> _Directions_: Copy each of the records exactly.
===
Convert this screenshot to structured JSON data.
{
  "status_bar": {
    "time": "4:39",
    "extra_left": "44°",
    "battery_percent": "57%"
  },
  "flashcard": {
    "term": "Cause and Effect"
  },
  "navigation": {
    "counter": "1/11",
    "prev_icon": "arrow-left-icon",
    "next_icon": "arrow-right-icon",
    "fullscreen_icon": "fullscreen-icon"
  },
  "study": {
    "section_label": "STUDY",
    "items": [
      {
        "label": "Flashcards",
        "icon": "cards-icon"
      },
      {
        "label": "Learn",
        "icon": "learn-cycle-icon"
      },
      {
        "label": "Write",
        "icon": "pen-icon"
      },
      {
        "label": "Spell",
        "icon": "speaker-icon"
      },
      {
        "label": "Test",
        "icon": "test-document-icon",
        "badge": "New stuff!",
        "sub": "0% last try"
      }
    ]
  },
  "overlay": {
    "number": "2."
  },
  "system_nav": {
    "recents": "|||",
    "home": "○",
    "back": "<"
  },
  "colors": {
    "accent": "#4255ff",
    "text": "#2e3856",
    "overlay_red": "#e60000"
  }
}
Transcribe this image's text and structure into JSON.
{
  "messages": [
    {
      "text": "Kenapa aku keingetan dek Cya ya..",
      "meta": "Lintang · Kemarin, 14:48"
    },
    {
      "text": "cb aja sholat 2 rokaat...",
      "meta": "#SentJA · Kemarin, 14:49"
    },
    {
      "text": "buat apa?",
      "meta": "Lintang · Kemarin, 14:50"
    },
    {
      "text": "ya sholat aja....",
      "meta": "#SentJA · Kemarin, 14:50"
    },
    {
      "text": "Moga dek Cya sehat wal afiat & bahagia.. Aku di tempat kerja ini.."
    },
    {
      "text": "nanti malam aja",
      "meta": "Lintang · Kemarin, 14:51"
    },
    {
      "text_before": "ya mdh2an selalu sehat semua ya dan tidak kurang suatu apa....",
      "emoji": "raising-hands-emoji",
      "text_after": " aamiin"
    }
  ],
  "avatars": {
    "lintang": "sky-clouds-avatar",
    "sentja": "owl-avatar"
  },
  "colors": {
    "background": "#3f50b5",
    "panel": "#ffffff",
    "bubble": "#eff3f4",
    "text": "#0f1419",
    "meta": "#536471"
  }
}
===
> _Expected answer_:
Convert this screenshot to structured JSON data.
{
  "status_bar": {
    "time": "4:39",
    "extra_left": "44°",
    "battery_percent": "57%"
  },
  "flashcard": {
    "term": "Cause and Effect"
  },
  "navigation": {
    "counter": "1/11",
    "prev_icon": "arrow-left-icon",
    "next_icon": "arrow-right-icon",
    "fullscreen_icon": "fullscreen-icon"
  },
  "study": {
    "section_label": "STUDY",
    "items": [
      {
        "label": "Flashcards",
        "icon": "cards-icon"
      },
      {
        "label": "Learn",
        "icon": "learn-cycle-icon"
      },
      {
        "label": "Write",
        "icon": "pen-icon"
      },
      {
        "label": "Spell",
        "icon": "speaker-icon"
      },
      {
        "label": "Test",
        "icon": "test-document-icon",
        "badge": "New stuff!",
        "sub": "0% last try"
      }
    ]
  },
  "overlay": {
    "number": "2."
  },
  "system_nav": {
    "recents": "|||",
    "home": "○",
    "back": "<"
  },
  "colors": {
    "accent": "#4255ff",
    "text": "#2e3856",
    "overlay_red": "#e60000"
  }
}
Transcribe this image's text and structure into JSON.
{
  "messages": [
    {
      "text": "Kenapa aku keingetan dek Cya ya..",
      "meta": "Lintang · Kemarin, 14:48"
    },
    {
      "text": "cb aja sholat 2 rokaat...",
      "meta": "#SentJA · Kemarin, 14:49"
    },
    {
      "text": "buat apa?",
      "meta": "Lintang · Kemarin, 14:50"
    },
    {
      "text": "ya sholat aja....",
      "meta": "#SentJA · Kemarin, 14:50"
    },
    {
      "text": "Moga dek Cya sehat wal afiat & bahagia.. Aku di tempat kerja ini.."
    },
    {
      "text": "nanti malam aja",
      "meta": "Lintang · Kemarin, 14:51"
    },
    {
      "text_before": "ya mdh2an selalu sehat semua ya dan tidak kurang suatu apa....",
      "emoji": "raising-hands-emoji",
      "text_after": " aamiin"
    }
  ],
  "avatars": {
    "lintang": "sky-clouds-avatar",
    "sentja": "owl-avatar"
  },
  "colors": {
    "background": "#3f50b5",
    "panel": "#ffffff",
    "bubble": "#eff3f4",
    "text": "#0f1419",
    "meta": "#536471"
  }
}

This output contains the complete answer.